● **EXERCISE DETAILS**:
Look through the records, and wherever the string "this" turns up, copy out that line.

====== DATA SUPPLIED ======

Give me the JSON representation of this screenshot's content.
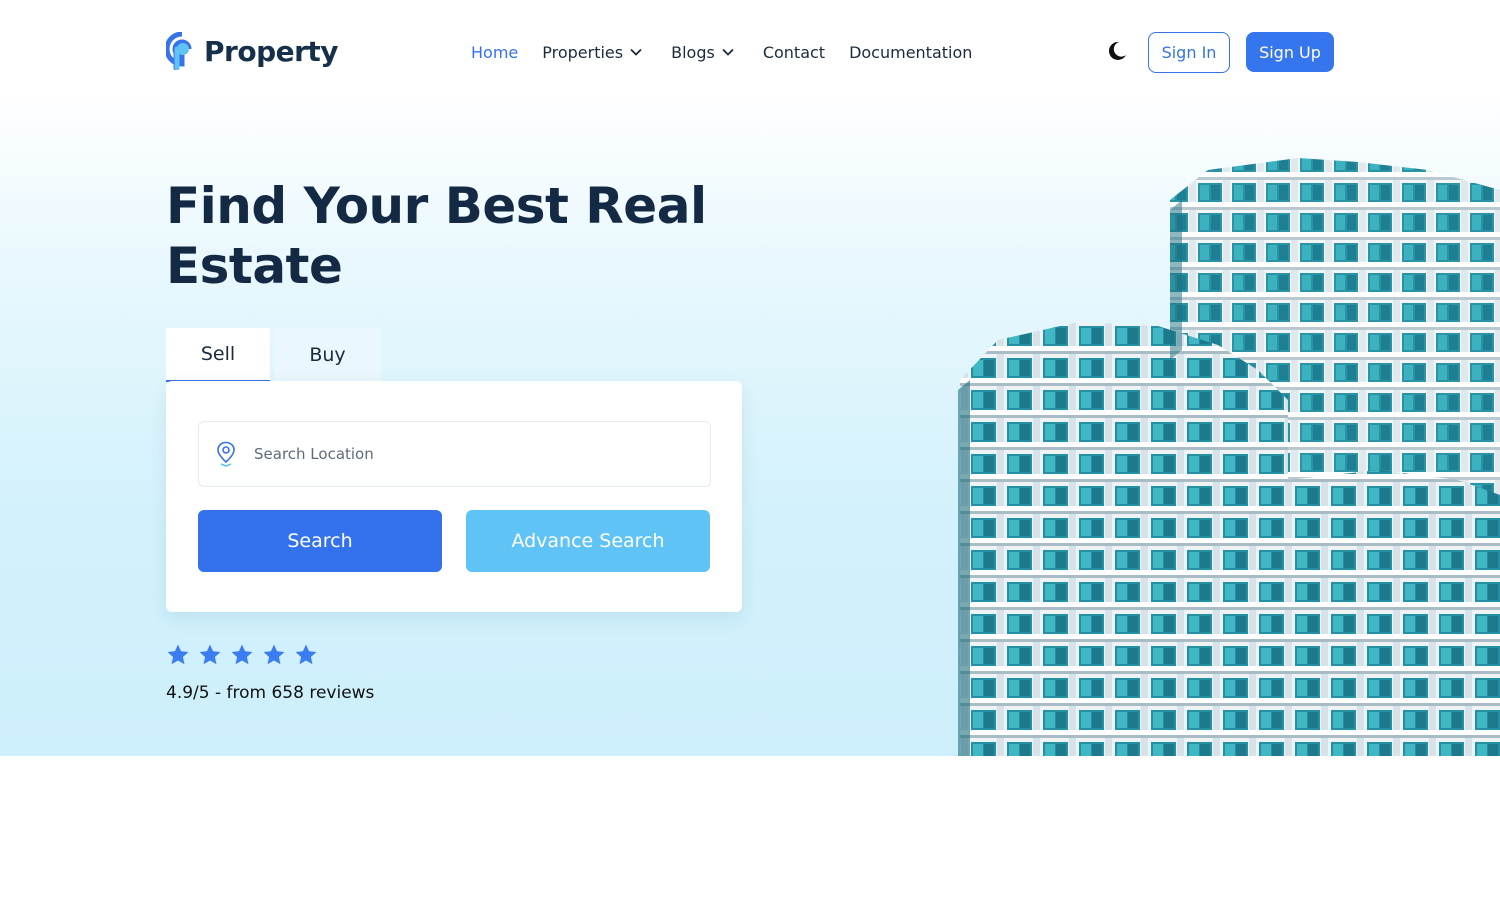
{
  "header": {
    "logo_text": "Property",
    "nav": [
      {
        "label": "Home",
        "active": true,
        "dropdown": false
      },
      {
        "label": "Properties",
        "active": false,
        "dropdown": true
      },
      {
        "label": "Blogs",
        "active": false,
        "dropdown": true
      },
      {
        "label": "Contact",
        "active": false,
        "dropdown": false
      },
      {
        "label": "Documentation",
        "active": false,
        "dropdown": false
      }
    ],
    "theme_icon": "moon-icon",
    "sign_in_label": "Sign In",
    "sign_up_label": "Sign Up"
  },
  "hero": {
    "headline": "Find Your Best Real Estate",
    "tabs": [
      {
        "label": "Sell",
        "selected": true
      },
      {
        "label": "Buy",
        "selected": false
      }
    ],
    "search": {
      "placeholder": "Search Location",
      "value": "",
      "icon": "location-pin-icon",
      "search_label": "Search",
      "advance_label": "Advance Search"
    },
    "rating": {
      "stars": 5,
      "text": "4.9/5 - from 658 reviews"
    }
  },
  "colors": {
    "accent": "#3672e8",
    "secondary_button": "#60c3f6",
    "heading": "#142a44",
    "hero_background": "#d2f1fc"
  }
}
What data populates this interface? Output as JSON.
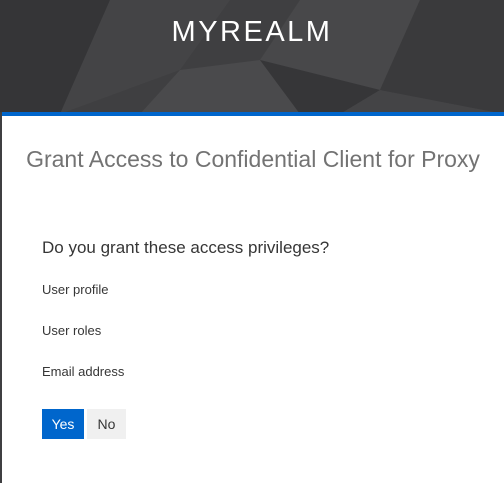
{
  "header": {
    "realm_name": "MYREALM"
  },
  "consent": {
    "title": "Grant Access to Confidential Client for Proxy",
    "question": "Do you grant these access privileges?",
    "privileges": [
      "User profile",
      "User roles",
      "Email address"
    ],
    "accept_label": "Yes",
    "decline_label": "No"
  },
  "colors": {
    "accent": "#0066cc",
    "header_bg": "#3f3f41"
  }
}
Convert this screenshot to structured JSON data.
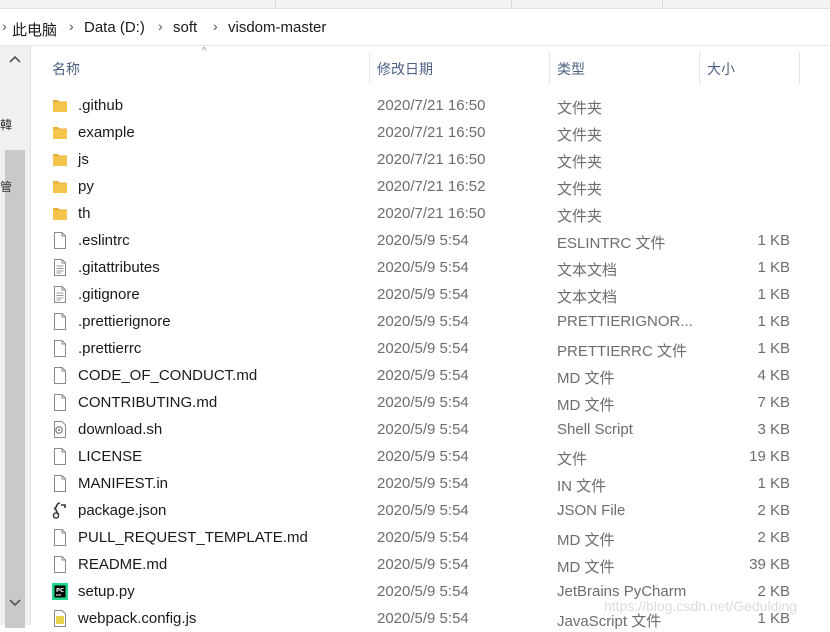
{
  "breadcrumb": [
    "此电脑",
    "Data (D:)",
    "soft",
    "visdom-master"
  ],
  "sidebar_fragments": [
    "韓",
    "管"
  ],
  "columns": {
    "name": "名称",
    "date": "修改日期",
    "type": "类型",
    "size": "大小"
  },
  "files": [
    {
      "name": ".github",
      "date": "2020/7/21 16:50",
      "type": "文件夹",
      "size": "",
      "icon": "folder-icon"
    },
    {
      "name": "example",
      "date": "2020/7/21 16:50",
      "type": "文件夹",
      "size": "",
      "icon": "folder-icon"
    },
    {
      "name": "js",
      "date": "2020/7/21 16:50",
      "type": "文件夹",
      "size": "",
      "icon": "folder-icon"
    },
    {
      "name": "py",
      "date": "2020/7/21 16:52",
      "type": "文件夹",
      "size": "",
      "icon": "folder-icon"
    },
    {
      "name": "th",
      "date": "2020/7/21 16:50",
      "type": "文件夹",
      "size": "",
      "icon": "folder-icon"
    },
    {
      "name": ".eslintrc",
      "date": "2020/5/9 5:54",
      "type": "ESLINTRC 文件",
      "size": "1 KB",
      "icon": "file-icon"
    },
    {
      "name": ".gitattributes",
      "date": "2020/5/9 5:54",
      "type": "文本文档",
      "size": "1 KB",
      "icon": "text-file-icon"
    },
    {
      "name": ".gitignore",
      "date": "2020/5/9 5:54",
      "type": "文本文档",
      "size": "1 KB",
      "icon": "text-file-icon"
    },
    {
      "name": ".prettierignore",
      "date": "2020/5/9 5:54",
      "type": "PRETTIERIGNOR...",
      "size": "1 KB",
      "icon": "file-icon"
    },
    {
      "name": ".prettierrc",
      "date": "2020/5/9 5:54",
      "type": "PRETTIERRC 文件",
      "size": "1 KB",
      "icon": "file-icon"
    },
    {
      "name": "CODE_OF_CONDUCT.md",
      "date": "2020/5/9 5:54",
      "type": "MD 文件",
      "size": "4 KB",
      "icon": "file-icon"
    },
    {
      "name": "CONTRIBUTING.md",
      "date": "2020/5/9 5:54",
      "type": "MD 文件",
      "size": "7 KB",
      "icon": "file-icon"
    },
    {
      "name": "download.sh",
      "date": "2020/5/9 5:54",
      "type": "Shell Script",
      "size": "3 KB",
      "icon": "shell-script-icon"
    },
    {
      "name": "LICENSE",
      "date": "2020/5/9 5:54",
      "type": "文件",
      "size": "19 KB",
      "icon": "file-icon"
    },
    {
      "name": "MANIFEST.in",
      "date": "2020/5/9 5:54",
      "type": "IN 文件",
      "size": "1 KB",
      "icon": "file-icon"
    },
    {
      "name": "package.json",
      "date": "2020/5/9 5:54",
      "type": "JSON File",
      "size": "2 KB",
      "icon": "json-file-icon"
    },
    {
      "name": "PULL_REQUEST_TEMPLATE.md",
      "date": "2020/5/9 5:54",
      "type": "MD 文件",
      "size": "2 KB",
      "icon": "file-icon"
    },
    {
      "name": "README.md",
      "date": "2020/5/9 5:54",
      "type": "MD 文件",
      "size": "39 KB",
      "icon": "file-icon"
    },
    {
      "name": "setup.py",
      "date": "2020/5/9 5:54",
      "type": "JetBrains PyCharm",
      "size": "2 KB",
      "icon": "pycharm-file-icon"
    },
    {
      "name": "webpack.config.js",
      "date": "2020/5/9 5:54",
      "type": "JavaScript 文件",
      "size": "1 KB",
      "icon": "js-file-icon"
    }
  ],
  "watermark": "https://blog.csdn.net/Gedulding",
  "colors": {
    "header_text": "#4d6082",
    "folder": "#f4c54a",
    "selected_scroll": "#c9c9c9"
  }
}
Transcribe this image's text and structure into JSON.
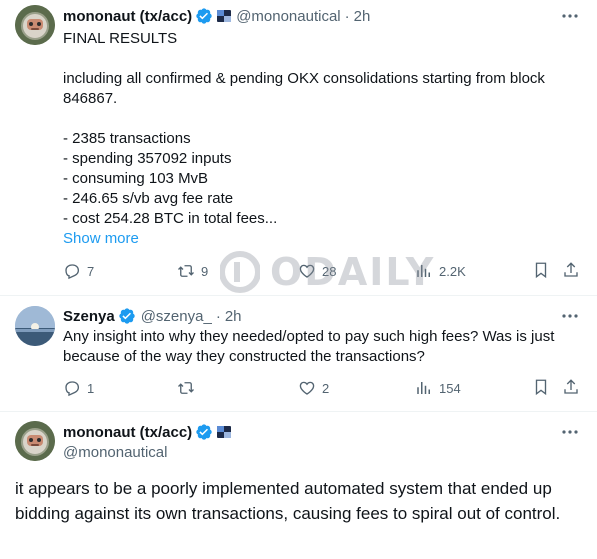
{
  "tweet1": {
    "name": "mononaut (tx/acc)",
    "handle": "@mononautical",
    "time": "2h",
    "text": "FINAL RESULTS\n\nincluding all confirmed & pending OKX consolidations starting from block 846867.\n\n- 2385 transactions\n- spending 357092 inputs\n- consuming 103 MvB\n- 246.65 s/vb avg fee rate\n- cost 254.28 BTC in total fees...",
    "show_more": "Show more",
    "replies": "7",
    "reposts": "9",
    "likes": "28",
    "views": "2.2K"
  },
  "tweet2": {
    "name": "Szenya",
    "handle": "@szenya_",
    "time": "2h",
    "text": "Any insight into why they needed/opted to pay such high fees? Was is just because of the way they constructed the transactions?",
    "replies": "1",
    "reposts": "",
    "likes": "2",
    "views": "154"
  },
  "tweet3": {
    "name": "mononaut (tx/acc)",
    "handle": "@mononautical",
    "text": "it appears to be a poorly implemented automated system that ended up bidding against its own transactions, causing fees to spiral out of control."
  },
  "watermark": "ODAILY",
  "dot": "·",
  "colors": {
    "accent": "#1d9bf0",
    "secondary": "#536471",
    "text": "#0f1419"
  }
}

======
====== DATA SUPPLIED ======

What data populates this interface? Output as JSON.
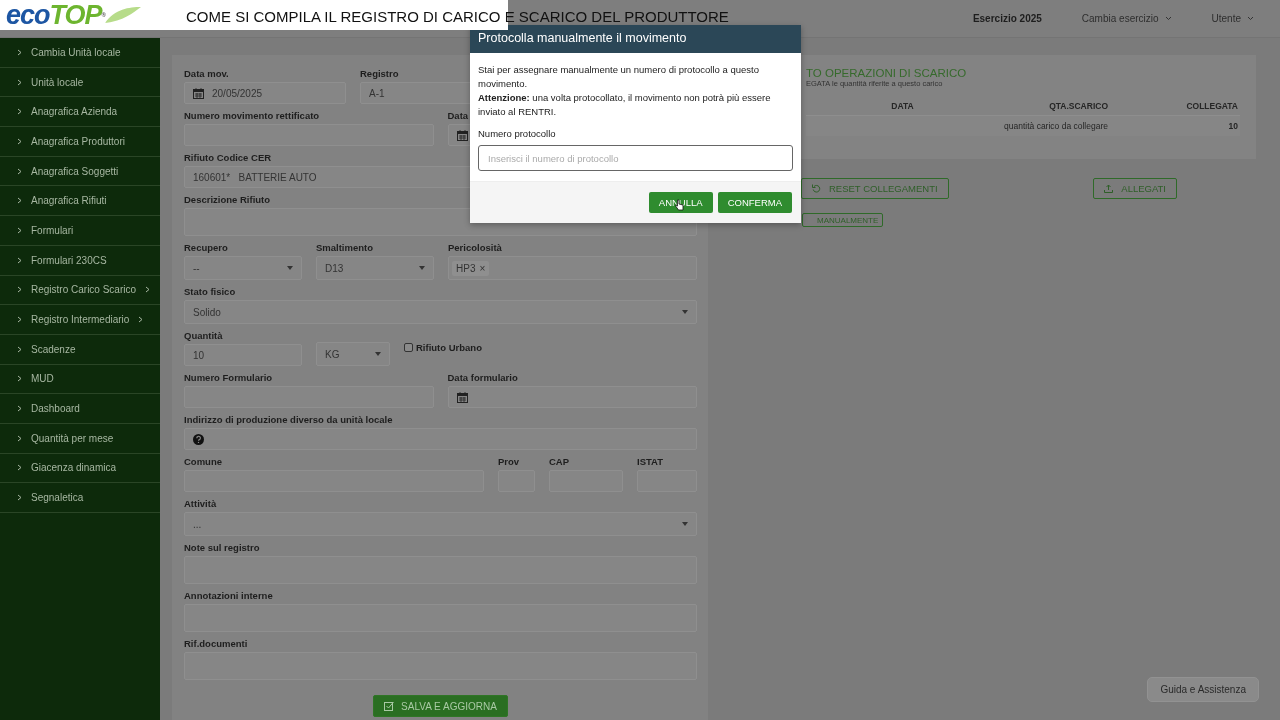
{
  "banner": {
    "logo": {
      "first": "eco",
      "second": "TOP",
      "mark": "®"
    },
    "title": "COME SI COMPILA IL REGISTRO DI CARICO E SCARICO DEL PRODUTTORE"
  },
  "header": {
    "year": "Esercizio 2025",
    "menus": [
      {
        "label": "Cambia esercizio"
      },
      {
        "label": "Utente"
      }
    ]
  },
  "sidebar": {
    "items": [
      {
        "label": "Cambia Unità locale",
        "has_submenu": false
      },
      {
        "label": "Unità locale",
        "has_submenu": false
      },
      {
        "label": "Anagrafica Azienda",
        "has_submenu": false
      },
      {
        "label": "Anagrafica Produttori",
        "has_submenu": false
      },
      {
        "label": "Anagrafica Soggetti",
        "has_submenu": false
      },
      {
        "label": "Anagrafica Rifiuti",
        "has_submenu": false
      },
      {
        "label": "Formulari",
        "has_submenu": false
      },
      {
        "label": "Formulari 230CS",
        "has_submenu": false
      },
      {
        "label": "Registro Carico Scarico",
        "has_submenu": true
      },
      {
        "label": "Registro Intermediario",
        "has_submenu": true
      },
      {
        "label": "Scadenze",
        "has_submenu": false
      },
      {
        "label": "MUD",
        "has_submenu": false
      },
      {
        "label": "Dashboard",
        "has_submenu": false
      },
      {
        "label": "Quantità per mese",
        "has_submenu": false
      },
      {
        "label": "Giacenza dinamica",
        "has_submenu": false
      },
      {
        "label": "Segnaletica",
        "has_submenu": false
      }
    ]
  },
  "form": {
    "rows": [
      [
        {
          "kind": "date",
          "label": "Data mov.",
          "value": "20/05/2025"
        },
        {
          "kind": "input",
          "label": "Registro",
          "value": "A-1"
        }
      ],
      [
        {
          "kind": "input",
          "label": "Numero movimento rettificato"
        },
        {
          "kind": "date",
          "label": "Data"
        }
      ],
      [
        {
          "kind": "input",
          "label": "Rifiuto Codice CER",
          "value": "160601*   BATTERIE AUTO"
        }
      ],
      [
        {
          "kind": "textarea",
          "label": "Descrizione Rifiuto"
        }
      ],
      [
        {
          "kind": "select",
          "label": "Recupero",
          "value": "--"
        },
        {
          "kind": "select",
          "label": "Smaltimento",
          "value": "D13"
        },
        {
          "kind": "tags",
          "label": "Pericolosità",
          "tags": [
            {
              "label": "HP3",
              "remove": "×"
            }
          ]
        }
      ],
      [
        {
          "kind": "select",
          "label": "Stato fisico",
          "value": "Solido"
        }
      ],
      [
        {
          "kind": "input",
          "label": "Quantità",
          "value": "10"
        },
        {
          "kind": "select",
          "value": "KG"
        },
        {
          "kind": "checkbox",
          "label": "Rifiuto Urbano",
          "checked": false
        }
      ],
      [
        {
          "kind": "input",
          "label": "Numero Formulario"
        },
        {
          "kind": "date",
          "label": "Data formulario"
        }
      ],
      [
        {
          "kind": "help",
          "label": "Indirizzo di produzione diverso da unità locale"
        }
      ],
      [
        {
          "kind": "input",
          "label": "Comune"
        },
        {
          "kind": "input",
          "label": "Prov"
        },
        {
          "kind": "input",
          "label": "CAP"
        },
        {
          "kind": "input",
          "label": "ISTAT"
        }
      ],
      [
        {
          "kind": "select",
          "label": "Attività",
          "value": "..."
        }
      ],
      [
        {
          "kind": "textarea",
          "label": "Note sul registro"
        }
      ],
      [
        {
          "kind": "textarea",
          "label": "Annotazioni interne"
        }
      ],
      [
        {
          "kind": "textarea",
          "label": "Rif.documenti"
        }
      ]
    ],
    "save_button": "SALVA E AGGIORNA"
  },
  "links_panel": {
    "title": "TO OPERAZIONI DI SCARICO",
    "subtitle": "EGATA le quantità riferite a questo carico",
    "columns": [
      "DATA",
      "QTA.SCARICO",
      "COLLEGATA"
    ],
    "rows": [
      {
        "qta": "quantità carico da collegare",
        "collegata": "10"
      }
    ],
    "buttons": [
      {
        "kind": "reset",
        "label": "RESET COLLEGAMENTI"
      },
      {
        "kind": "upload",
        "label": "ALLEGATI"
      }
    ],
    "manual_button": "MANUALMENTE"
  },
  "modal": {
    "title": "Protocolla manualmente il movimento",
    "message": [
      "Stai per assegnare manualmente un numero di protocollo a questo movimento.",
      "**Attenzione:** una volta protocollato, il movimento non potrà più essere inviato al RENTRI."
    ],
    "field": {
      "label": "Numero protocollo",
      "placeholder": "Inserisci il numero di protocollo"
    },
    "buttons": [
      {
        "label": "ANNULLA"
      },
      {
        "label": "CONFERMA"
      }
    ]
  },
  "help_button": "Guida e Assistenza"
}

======

● **YOUR RESPONSE**:
Give me the JSON representation of this screenshot's content.
What data populates this interface? Output as JSON.
Convert this screenshot to structured JSON data.
Transcribe this image's text and structure into JSON.
What data populates this interface? Output as JSON.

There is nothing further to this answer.